Potatoes typically are fertilized in the home garden at planting using a banded application of a typical blend, such as 15-30-15, about 2 inches to the side and 2 inches below the seed piece. A light application (side-dress) of nitrogen may be appropriate midseason if plants are yellowing. Most pests in the home garden can be addressed without the use of pesticides; however, if late blight is present in the area, a preventative fungicidal program would be appropriate.

Potatoes can be harvested through the growing season as new potatoes or in the fall after the plants have matured. Use new potatoes quickly after digging due to the rapid loss of moisture from the tender skins. For storage, temperatures in the range of 38 to 40 degrees are typical.


Plant tomatoes at least 2 to 4 inches deeper than the seedling roots. New roots will emerge along the buried stem and result in a sturdy plant that is able to mine more nutrients and water from the soil. Tomatoes can be planted one per square foot or conventionally, with adequate spacing between plants in a row. Vine-type (listed in catalogs as Indeterminate) will need more space unless they are staked. Staked tomatoes will result typically in a smaller yield, but higher quality fruit. Bush tomatoes (Determinate) grow to a specific size, bear flowers and fruit, then stop. Where space is a premium, the determinate tomato cultivars may be the way to go. They also lend themselves well to container gardening.

Growth can be encouraged through the season with regular fertilizations of a material high in phosphorus. Never use lawn fertilizers for garden crops, especially any members of this nightshade family. Cultivation around tomato plants should be carried out with care, if at all. The roots are near the surface, and the damage to the roots often will result in a physiological disorder known as Blossom End-Rot (BER) to the developing fruit. Generally, this is noted on just the initially ripening fruits, and while unattractive, if the gardener wants to cut out the affected area, the rest of the tomato certainly is edible.

Harvest tomatoes when they have developed a deep red color (or a color that is typical for a particular cultivar) and store them at room temperature if they are not going to be consumed right away. Refrigerating tomatoes ruins the good flavor that typically is characteristic of garden-fresh tomatoes.

For detailed growing instructions, we recommend reading Growing Tomatoes in Home Gardens.

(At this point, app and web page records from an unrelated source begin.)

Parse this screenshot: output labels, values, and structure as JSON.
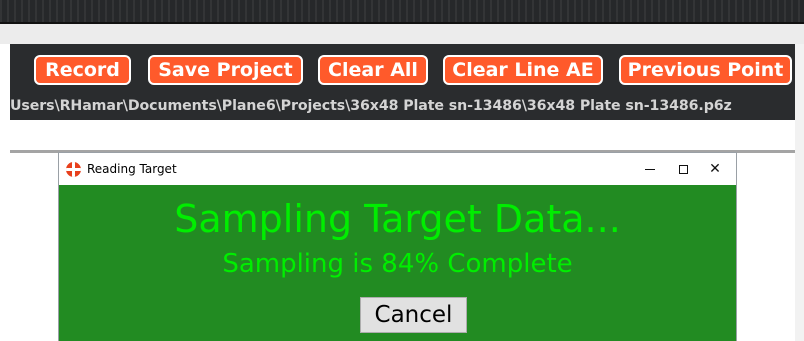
{
  "toolbar": {
    "buttons": [
      "Record",
      "Save Project",
      "Clear All",
      "Clear Line AE",
      "Previous Point"
    ]
  },
  "project_path": "Users\\RHamar\\Documents\\Plane6\\Projects\\36x48 Plate sn-13486\\36x48 Plate sn-13486.p6z",
  "dialog": {
    "title": "Reading Target",
    "heading": "Sampling Target Data...",
    "progress_text": "Sampling is 84% Complete",
    "progress_percent": 84,
    "cancel_label": "Cancel",
    "icon": "crosshair-app-icon"
  },
  "colors": {
    "button_accent": "#ff5a2b",
    "dialog_background": "#228b22",
    "dialog_text": "#00ee00"
  }
}
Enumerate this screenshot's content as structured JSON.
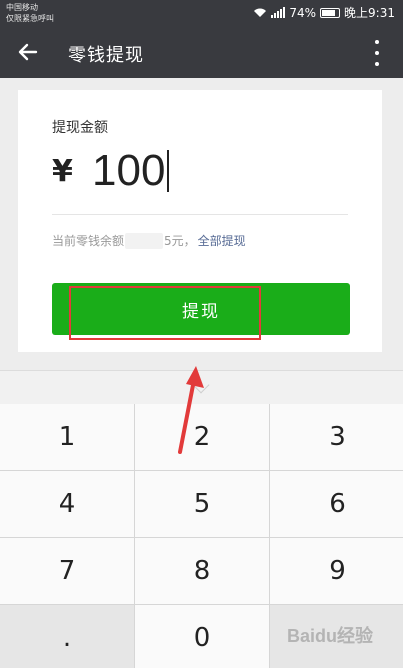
{
  "status": {
    "carrier_line1": "中国移动",
    "carrier_line2": "仅限紧急呼叫",
    "battery": "74%",
    "time": "晚上9:31"
  },
  "appbar": {
    "title": "零钱提现"
  },
  "form": {
    "amount_label": "提现金额",
    "currency": "¥",
    "amount": "100",
    "balance_prefix": "当前零钱余额",
    "balance_suffix": "5元，",
    "withdraw_all": "全部提现",
    "button_label": "提现"
  },
  "keypad": {
    "keys": [
      "1",
      "2",
      "3",
      "4",
      "5",
      "6",
      "7",
      "8",
      "9",
      ".",
      "0",
      ""
    ]
  },
  "watermark": "Baidu经验",
  "colors": {
    "bar": "#393a3f",
    "primary": "#1aad19",
    "link": "#576b95",
    "highlight": "#e23a3a"
  }
}
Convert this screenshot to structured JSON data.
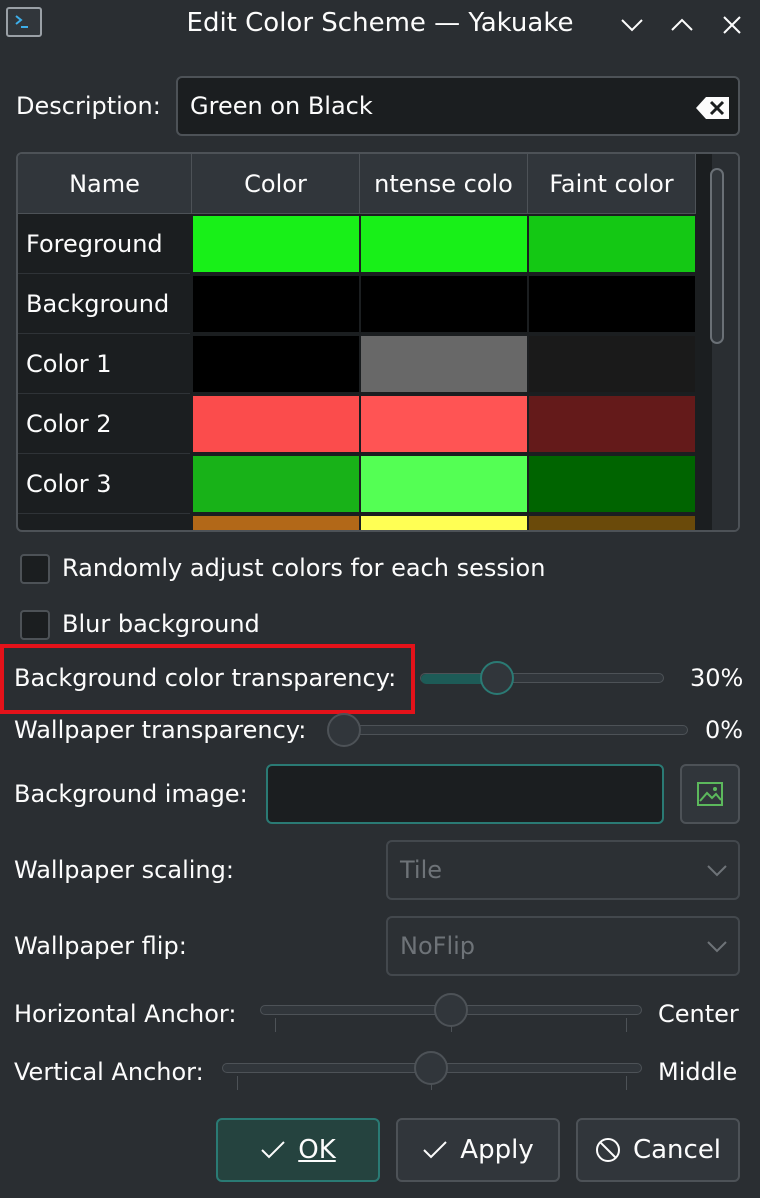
{
  "window": {
    "title": "Edit Color Scheme — Yakuake"
  },
  "description": {
    "label": "Description:",
    "value": "Green on Black"
  },
  "table": {
    "headers": [
      "Name",
      "Color",
      "ntense colo",
      "Faint color"
    ],
    "rows": [
      {
        "name": "Foreground",
        "colors": [
          "#18f018",
          "#18f018",
          "#14c814"
        ]
      },
      {
        "name": "Background",
        "colors": [
          "#000000",
          "#000000",
          "#000000"
        ]
      },
      {
        "name": "Color 1",
        "colors": [
          "#000000",
          "#686868",
          "#1a1a1a"
        ]
      },
      {
        "name": "Color 2",
        "colors": [
          "#fb4c4c",
          "#ff5454",
          "#641a1a"
        ]
      },
      {
        "name": "Color 3",
        "colors": [
          "#18b218",
          "#54ff54",
          "#006400"
        ]
      },
      {
        "name": "",
        "colors": [
          "#b26818",
          "#ffff54",
          "#6a4a0a"
        ]
      }
    ]
  },
  "options": {
    "random_label": "Randomly adjust colors for each session",
    "blur_label": "Blur background"
  },
  "bg_transparency": {
    "label": "Background color transparency:",
    "value": "30%",
    "fraction": 0.3
  },
  "wallpaper_transparency": {
    "label": "Wallpaper transparency:",
    "value": "0%",
    "fraction": 0.0
  },
  "background_image": {
    "label": "Background image:",
    "value": ""
  },
  "wallpaper_scaling": {
    "label": "Wallpaper scaling:",
    "value": "Tile"
  },
  "wallpaper_flip": {
    "label": "Wallpaper flip:",
    "value": "NoFlip"
  },
  "horizontal_anchor": {
    "label": "Horizontal Anchor:",
    "value": "Center"
  },
  "vertical_anchor": {
    "label": "Vertical Anchor:",
    "value": "Middle"
  },
  "buttons": {
    "ok": "OK",
    "apply": "Apply",
    "cancel": "Cancel"
  },
  "colors": {
    "accent": "#2a7a74",
    "highlight": "#e4121a"
  }
}
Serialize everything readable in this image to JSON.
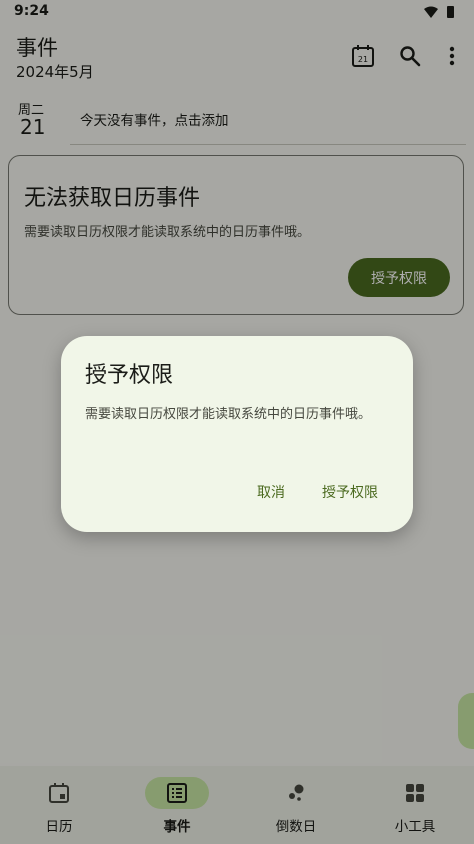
{
  "status_bar": {
    "time": "9:24"
  },
  "app_bar": {
    "title": "事件",
    "subtitle": "2024年5月",
    "calendar_icon_day": "21"
  },
  "day": {
    "weekday": "周二",
    "date": "21",
    "empty_message": "今天没有事件，点击添加"
  },
  "permission_card": {
    "title": "无法获取日历事件",
    "body": "需要读取日历权限才能读取系统中的日历事件哦。",
    "button": "授予权限"
  },
  "dialog": {
    "title": "授予权限",
    "body": "需要读取日历权限才能读取系统中的日历事件哦。",
    "cancel": "取消",
    "confirm": "授予权限"
  },
  "bottom_nav": {
    "items": [
      {
        "label": "日历",
        "icon": "calendar-icon"
      },
      {
        "label": "事件",
        "icon": "event-list-icon",
        "active": true
      },
      {
        "label": "倒数日",
        "icon": "countdown-icon"
      },
      {
        "label": "小工具",
        "icon": "widgets-icon"
      }
    ]
  },
  "colors": {
    "primary": "#4b6a1f",
    "surface": "#f6f7f0",
    "active_indicator": "#c8e6a4",
    "dialog_surface": "#f1f6e8"
  }
}
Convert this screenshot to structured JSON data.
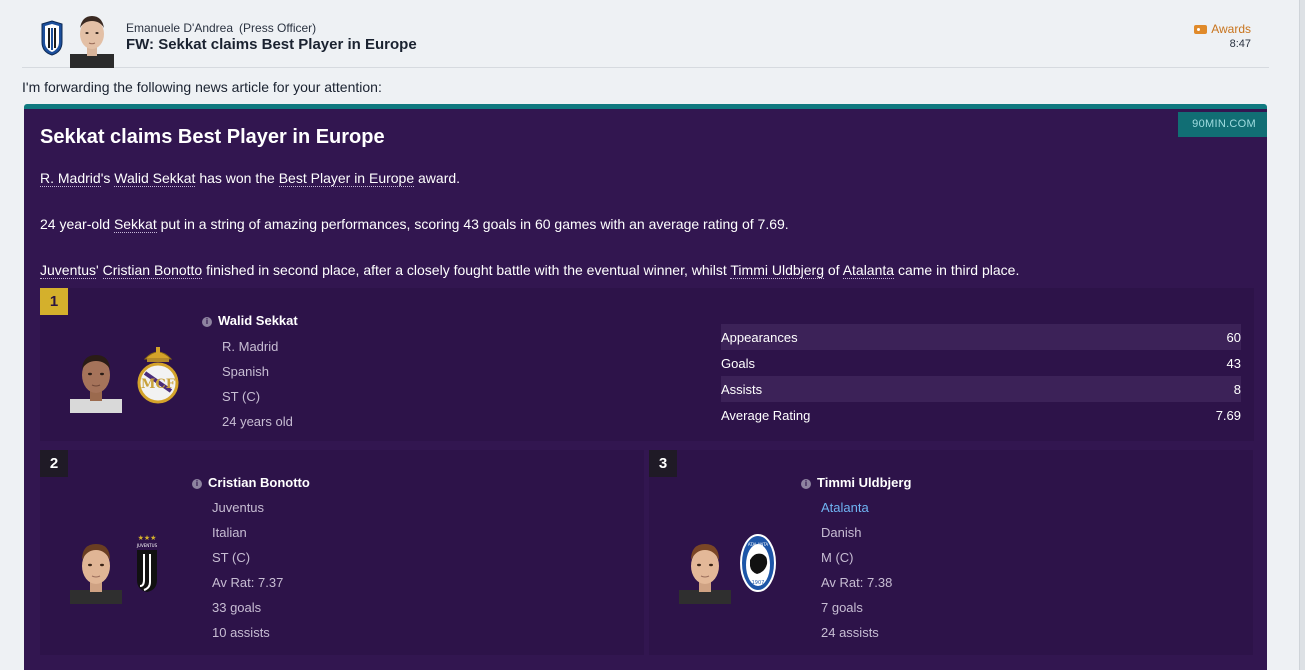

Since pepper plants are more sensitive to temperature fluctuations than tomatoes, setting them out early generally is not a good idea. Hardened-off tomatoes may be tolerant somewhat to chilling temperatures, where peppers are not. They typically grow with less vigor and require higher temperatures than tomato plants. The sweet peppers, also known as “bells,” are most popular with Americans. Hot or chili types are increasingly being planted in our gardens as Americans become more acquainted with more pungent tastes in their food.

Peppers are spaced typically 18 to 24 inches in the row, and as with tomatoes, gardeners need to exercise care when cultivating near the plants. If weeds are a problem in a pepper planting, we highly recommend hand pulling at the earliest stage. Most of the bell (sweet) peppers are harvested green and immature, but when they are full-sized and firm. If the season will allow them to do so, the peppers will ripen and be sweeter and higher in vitamin content, often changing in color from green to red. Unlike tomatoes, harvested peppers can be stored in a vegetable crisper for up to two weeks without significant loss in quality.


Of all the members of the nightshade vegetable family, the eggplant would benefit most from the use of plastic mulch to get the soil temperature up and keep it there. Plants may be planted in staggered double rows on each strip of plastic, spaced 18 inches apart. The fruits of eggplant are edible from the time they are one-third grown until ripe. They remain edible for several weeks after they become fully grown and colored with a shiny skin. Like squash and cucumber, they will continue to bear if they are harvested when of adequate size and color until an autumn frost stops everything. They do require hot summer temperatures and at least 100 days to successfully produce fruits.